Structural geology is a subfield within geology which focuses on the study of geological structures, with the goal of learning how, when, and why they formed. There are a number of applications for structural geology, ranging from determining where valuable mineral resources might be buried to assessing land to determine whether or not it is safe to build on. Practitioners in this field usually have a bachelor's degree in structural geology, and they may have pursued graduate work as well.
A structural geologist examines geological phenomena, looking specifically for signs of deformation which show the kinds of stress put on the rock as it formed. Deformation can reveal the angle of stress, the origins of the stress, and its intensity, with the geologist also examining the composition of the rock. By looking at how things form and change over time, specialists in structural geology can draw a number of conclusions which may be used to gain a deeper understanding of geology.
In some cases, structural geology is concerned with the history of the Earth.

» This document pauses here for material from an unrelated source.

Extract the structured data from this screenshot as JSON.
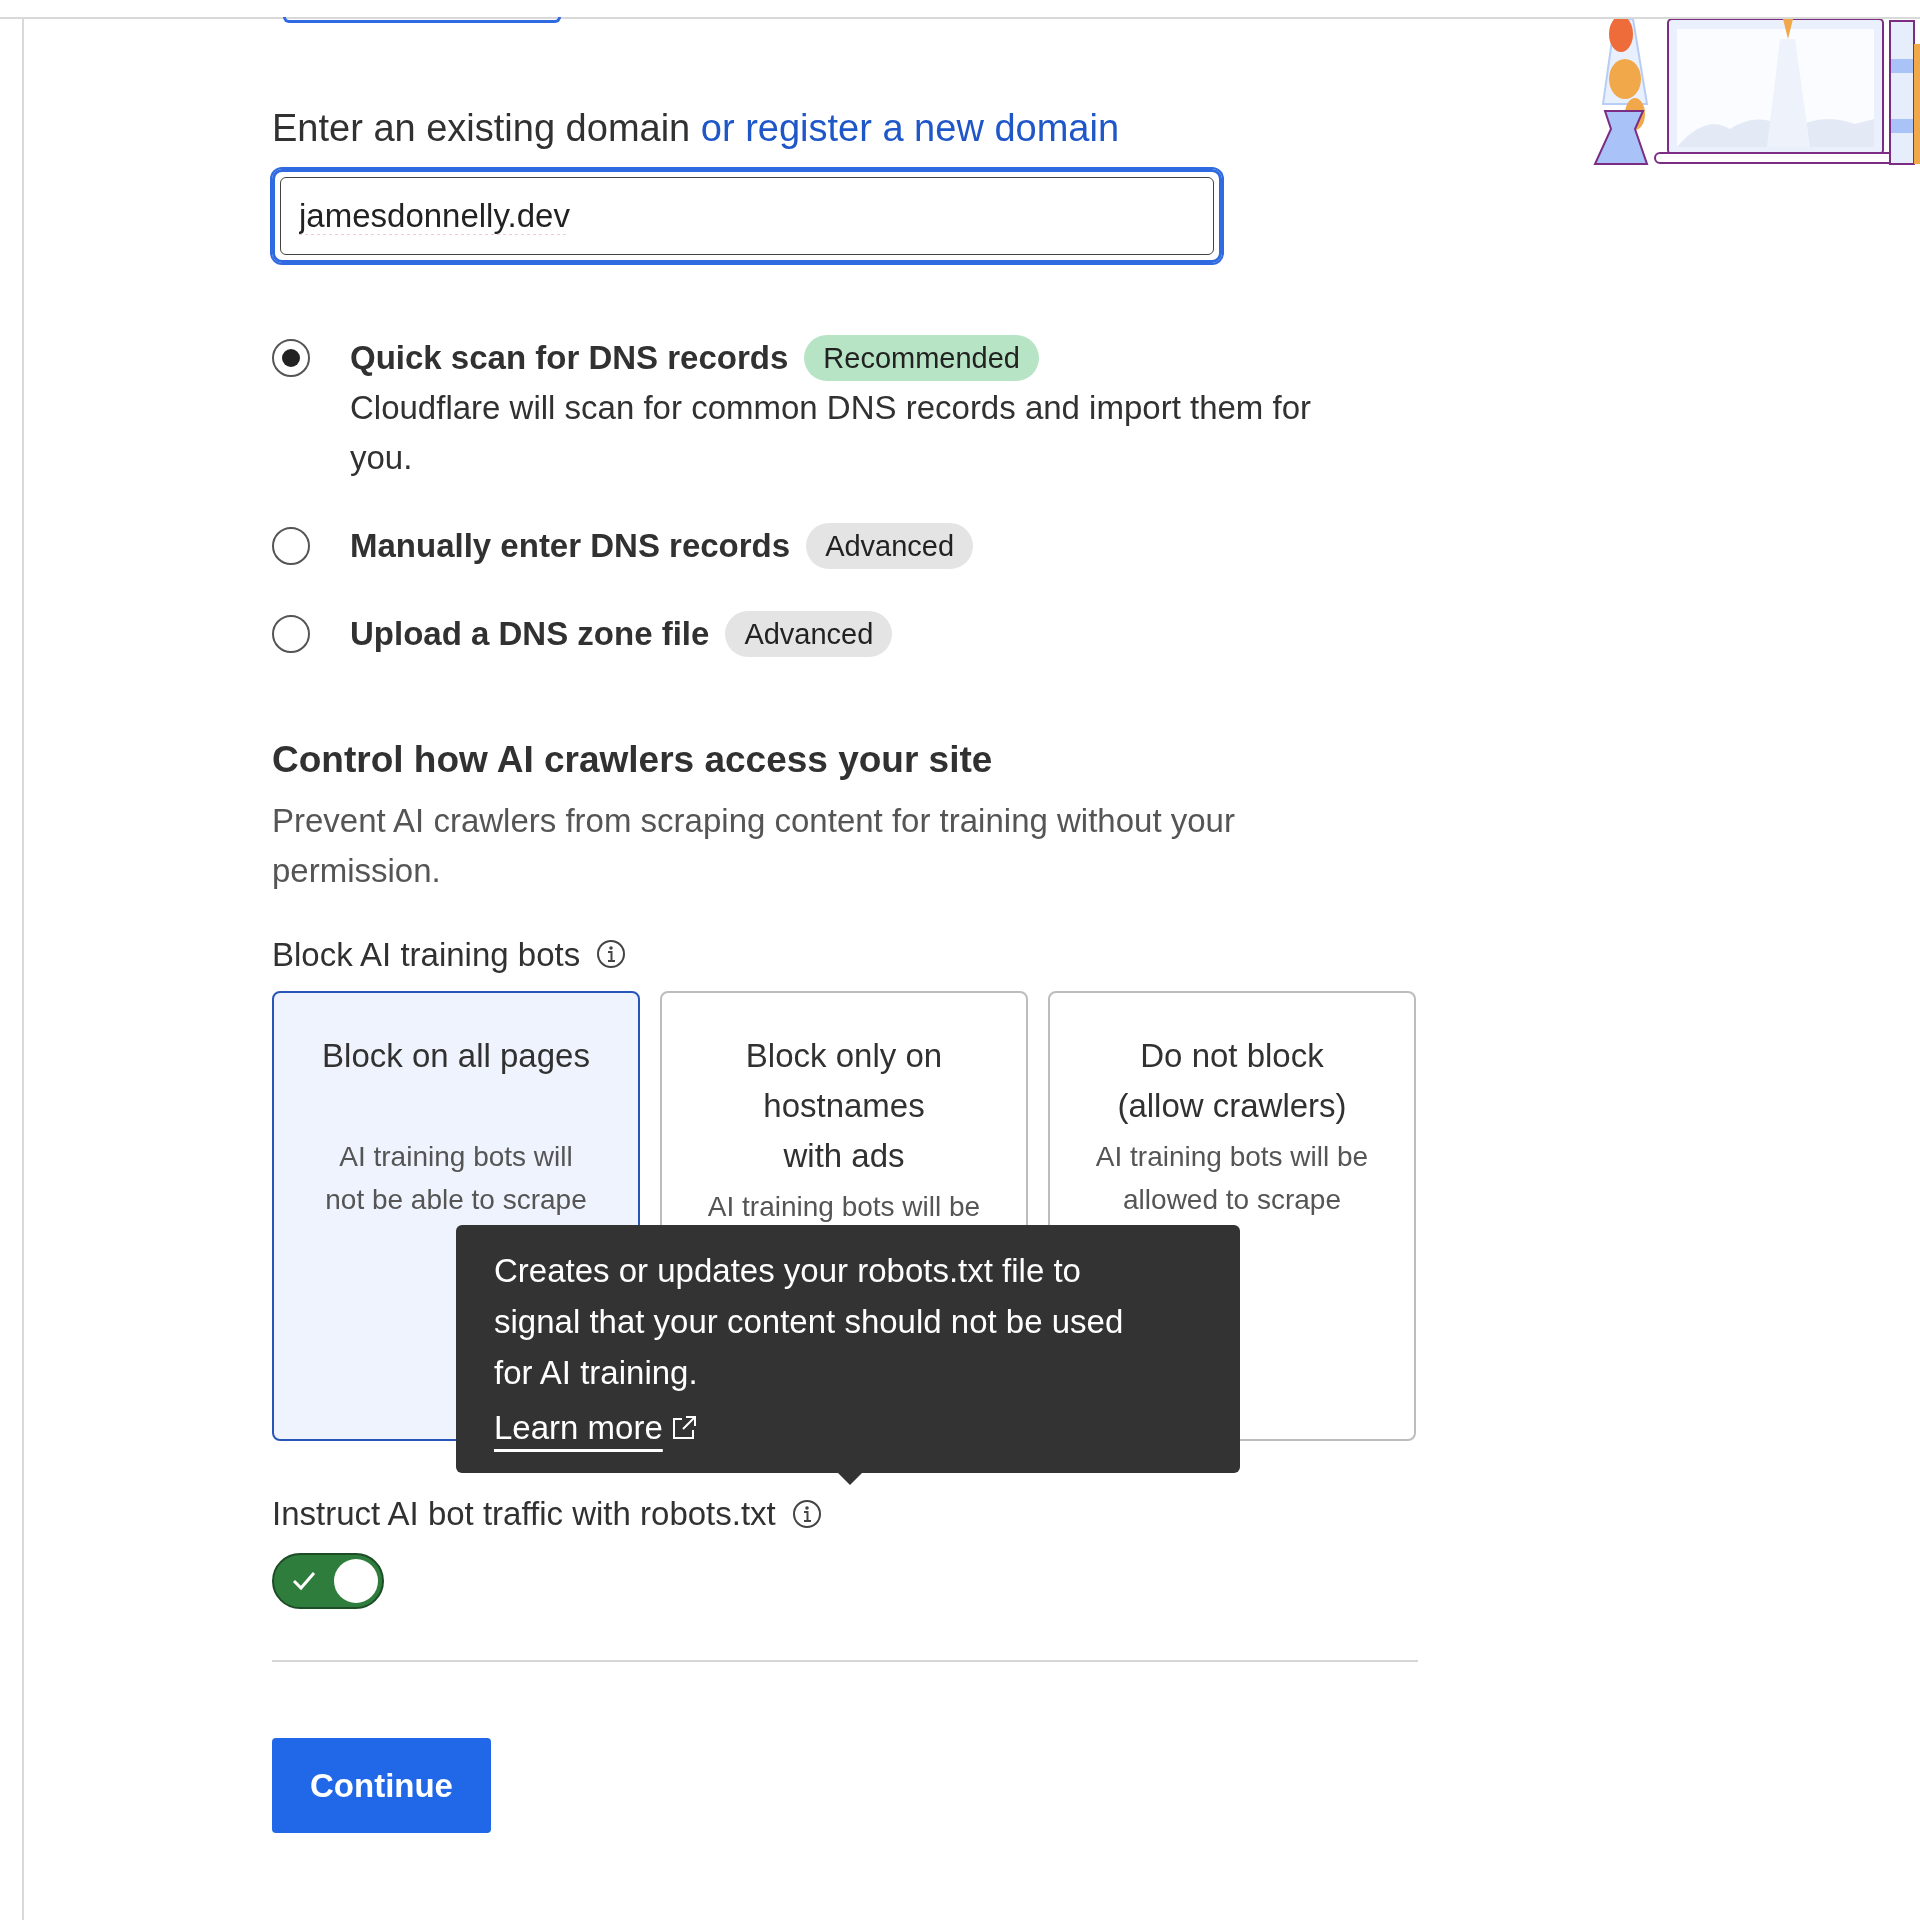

The study of plate tectonics is a form of structural geology, using deformations in existing rock structures to follow the movements of the Earth's crust. Structural geologists can draw connections between similar geologic formations, explore the conditions which must have been present when various geological features formed, and learn about ongoing geological processes such as mountain formation.
Economically, structural geology is very important. Understanding the process of geological formation and being able to analyze deformation patterns can allow geologists to identify geologic features which may hold pockets of economically useful minerals and resources such as petroleum. Structural geologists also assess geologic risks, ranging from sinkholes to volcanoes, which could be of concern to communities and developers. A structural geologist can also be called in after an accident or geologic event to examine what happened and why it occurred, with the goal of preventing property damage and loss of life in the future.
Structural geology can take place in the field, with geologists making site visits to examine formations of interest personally, and in the lab. Structural geologists use a variety of equipment in the work, including computers for complex calculations, spectrometers to determine the mineral content of rock, and satellite or aerial photography to get a broad view of an area of interest. Because the scale of structural geology can be so large, the ability to step back and get a sweeping view is critical to fully understanding the geological processes at work in a given area of the world.